From Dorie’s Cookies: Matzo Morsels

“You don’t have to be Jewish to love Levy’s Real Jewish Rye,” was the tag line of an advertisement that became a case study in brilliant marketing. And it’s the line that came to mind the first time I served these no-bake Morsels. I made them for a friend for Passover, the Jewish holiday during which nothing leavened is eaten and cracker-like matzo stands in for the daily loaf. Then I made them again and again all year long just because they were great.

Nothing more than crumbled matzo, dried fruit – I like raisins or cranberries here – and chocolate chips bound together with melted chocolate and butter, the Morsels are crunchy and chewy, a bit salty, a lot chocolaty and the kind of simple sweet that could become one of the things you find yourself craving … often.

Excerpted from Dorie’s Cookies. Photographs by Davide Luciano; styling by Claudia Ficca.

Dorie Greenspan

Matzo Morsels

from Dorie’s Cookies, by Dorie Greenspan (Houghton Mifflin Harcourt)

Makes about 40
  • 1 cup (120 to 160 grams) moist, plump raisins or dried cranberries
  • 1/2 stick (4 tablespoons; 2 ounces; 57 grams) unsalted butter, cut into chunks
  • 6 ounces (170 grams) semi- or bittersweet chocolate, coarsely chopped
  • 3/4 teaspoon fine sea salt
  • 4 pieces (about 115 grams) unsalted matzo, crumbled (to make about 2 cups)
  • 1/2 cup (3 ounces) chocolate chips (semisweet, milk, butterscotch or white)

Have a baking sheet lined with parchment paper or a silicone baking mat at hand.

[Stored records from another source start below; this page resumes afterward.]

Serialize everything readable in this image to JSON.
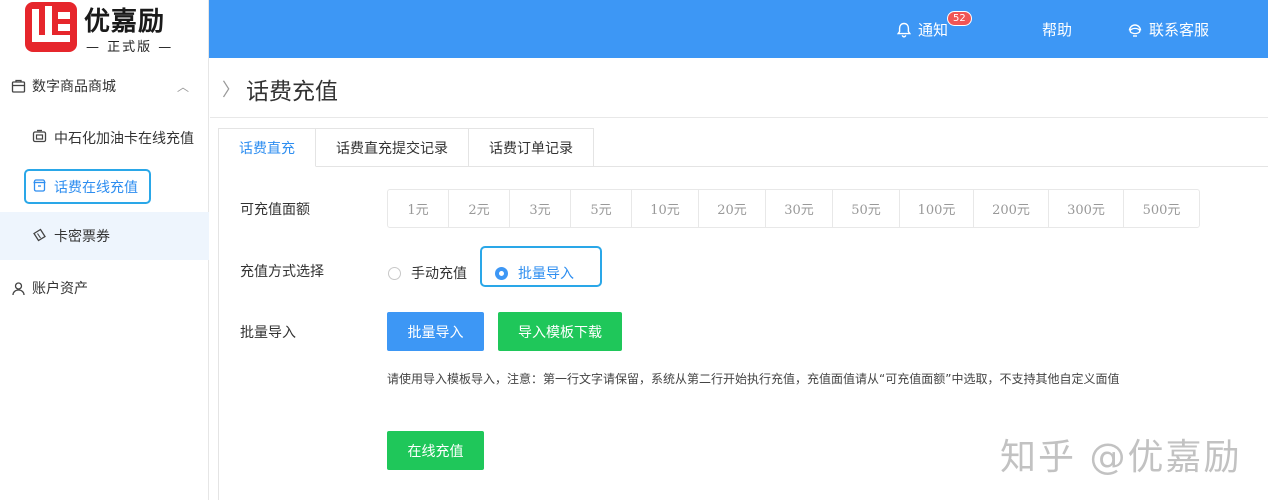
{
  "brand": {
    "name": "优嘉励",
    "edition": "— 正式版 —",
    "color": "#e6262c"
  },
  "header": {
    "notify_label": "通知",
    "notify_count": "52",
    "help_label": "帮助",
    "service_label": "联系客服",
    "bar_color": "#3d97f5"
  },
  "sidebar": {
    "group1": {
      "label": "数字商品商城",
      "icon": "store-icon"
    },
    "items": [
      {
        "label": "中石化加油卡在线充值",
        "icon": "fuel-card-icon"
      },
      {
        "label": "话费在线充值",
        "icon": "phone-bill-icon"
      },
      {
        "label": "卡密票券",
        "icon": "ticket-icon"
      }
    ],
    "group2": {
      "label": "账户资产",
      "icon": "user-icon"
    }
  },
  "page": {
    "title": "话费充值",
    "tabs": [
      "话费直充",
      "话费直充提交记录",
      "话费订单记录"
    ]
  },
  "form": {
    "amount_label": "可充值面额",
    "amounts": [
      "1元",
      "2元",
      "3元",
      "5元",
      "10元",
      "20元",
      "30元",
      "50元",
      "100元",
      "200元",
      "300元",
      "500元"
    ],
    "method_label": "充值方式选择",
    "method_manual": "手动充值",
    "method_batch": "批量导入",
    "batch_label": "批量导入",
    "batch_button": "批量导入",
    "template_button": "导入模板下载",
    "hint": "请使用导入模板导入，注意：第一行文字请保留，系统从第二行开始执行充值，充值面值请从“可充值面额”中选取，不支持其他自定义面值",
    "submit_button": "在线充值"
  },
  "watermark": "知乎 @优嘉励"
}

Put the raisins or cranberries in a heatproof bowl and add enough very hot tap water to cover them.  Allow them to soak while you work and then, when you’re ready for them, drain and pat them dry between paper towels.

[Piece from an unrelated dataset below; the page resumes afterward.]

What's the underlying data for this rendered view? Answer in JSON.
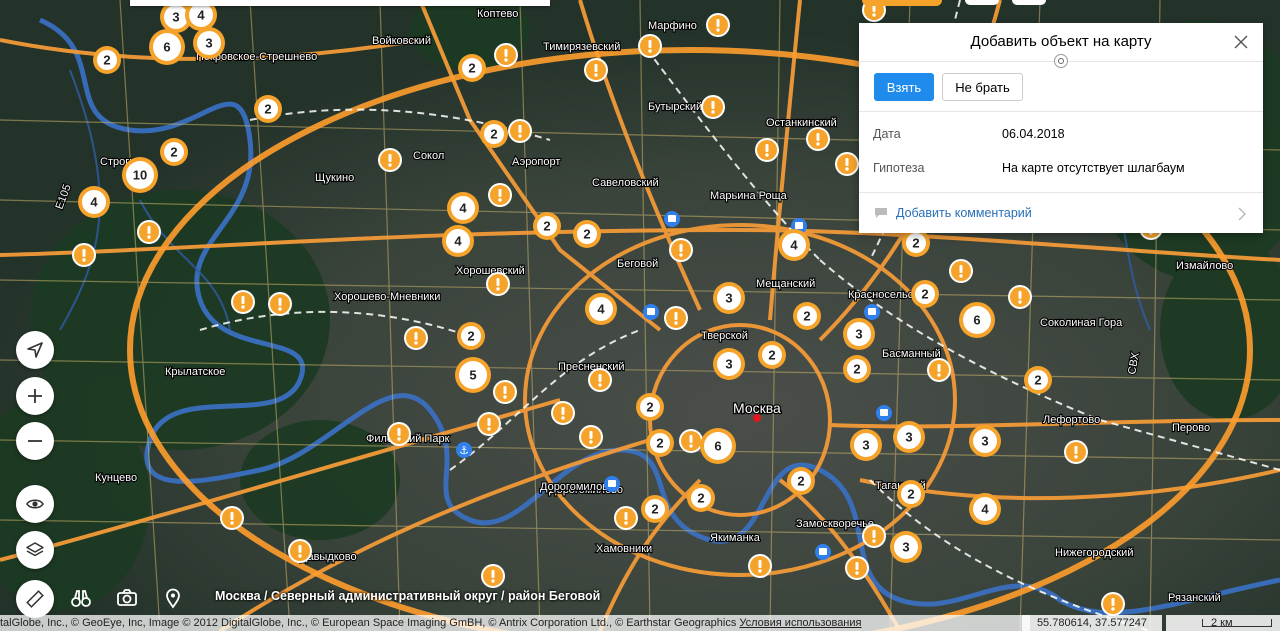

Toss the chunks of butter into another heatproof bowl, cover with the chopped chocolate and place the bowl over a pan of simmering water (the water shouldn’t touch the bowl).  Heat, stirring occasionally, until the ingredients are melted and smooth.  (Don’t heat so much that the butter and chocolate separate.)  If the bowl is large enough to hold all of the recipe’s ingredients, you can continue working in it; if not, scrape the butter and chocolate into a larger bowl.

Working with a flexible spatula, stir in the salt followed by the bits of matzo.  When all the pieces of matzo are coated with chocolate, stir in the chocolate chips and the dried fruit.  Keep stirring until everything is chocolate-coated.

The best way to shape these is to use a small cookie scoop, so you can neatly pack the matzo.  If you don’t have a scoop, use a rounded teaspoon of mix for each cookie and use the cup of your hand to press it into the spoon and shape it.  However you’re shaping the cookies, put them on the baking sheet and, when all the mix is used, slide the baking sheet into the freezer to set the chocolate, about 20 minutes.  Once the chocolate is set, the cookies are ready to be served or stored.

Storing:  The cookies can be kept covered in the refrigerator for up to 4 days or packed airtight and frozen for up to 2 months.  They’re surprisingly good snacked just a few minutes out of the freezer.

books, cookbooks, Dorie's Cookies, holiday baking, matzo, no-bake cookies, Passover

add a comment